    We don't spend a lot of time where my cows are, but when we were up there once, my yearling calf had gotten into the neighbors pasture because the fence was shorted. I pointed and said, "Bring the cow." She did. It's amazing what dogs can learn.

    Also, for herding, you really should do at least "come," "stay," and a command for laying down. Actually, two of those are nice. One where they wait for release, and one where they don't have to. I use "drop" when they need to stay put, and "lay down" when it's up to them. Here's why. When you see an animal after yours, or your dog is being too hard on a animal, you need to have them come when they're called. This way, you don't have to be yelling, "NO!" "No" can discourage a herding dog in a big way. When you want the animal to learn to guard a gate or something like that, "stay" can come in very handy for getting the idea across. The drop command will get your dog off an animal, will save it from running into that hot wire, will help you teach it to leave a little distance between itself and the animal it's herding (the "easy" command for me), and many other things.

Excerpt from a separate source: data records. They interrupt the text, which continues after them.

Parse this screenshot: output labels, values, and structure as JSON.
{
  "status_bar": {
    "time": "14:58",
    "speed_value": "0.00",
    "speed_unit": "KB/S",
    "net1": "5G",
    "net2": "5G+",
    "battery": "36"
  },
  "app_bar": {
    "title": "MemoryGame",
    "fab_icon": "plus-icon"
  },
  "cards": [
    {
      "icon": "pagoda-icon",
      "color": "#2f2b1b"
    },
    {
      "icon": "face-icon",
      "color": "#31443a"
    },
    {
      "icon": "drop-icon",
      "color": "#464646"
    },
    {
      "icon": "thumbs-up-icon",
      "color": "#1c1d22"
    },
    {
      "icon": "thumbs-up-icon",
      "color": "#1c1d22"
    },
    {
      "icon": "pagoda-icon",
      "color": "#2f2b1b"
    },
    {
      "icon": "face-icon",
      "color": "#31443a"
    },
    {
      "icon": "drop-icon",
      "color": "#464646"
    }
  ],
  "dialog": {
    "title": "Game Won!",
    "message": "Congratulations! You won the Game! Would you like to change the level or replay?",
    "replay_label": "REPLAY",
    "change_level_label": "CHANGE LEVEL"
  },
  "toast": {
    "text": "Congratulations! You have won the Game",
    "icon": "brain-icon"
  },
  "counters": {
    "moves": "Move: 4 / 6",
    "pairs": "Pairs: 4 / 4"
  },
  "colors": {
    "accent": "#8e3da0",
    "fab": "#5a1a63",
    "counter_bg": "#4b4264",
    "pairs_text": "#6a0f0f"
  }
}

    I used to do heavy obedience, too. Reliably heeling off lead on hand signals, etc. The current repertoire are those commands above. Of course, they've been expanded into lots of other tasks by now, but it isn't rigorous.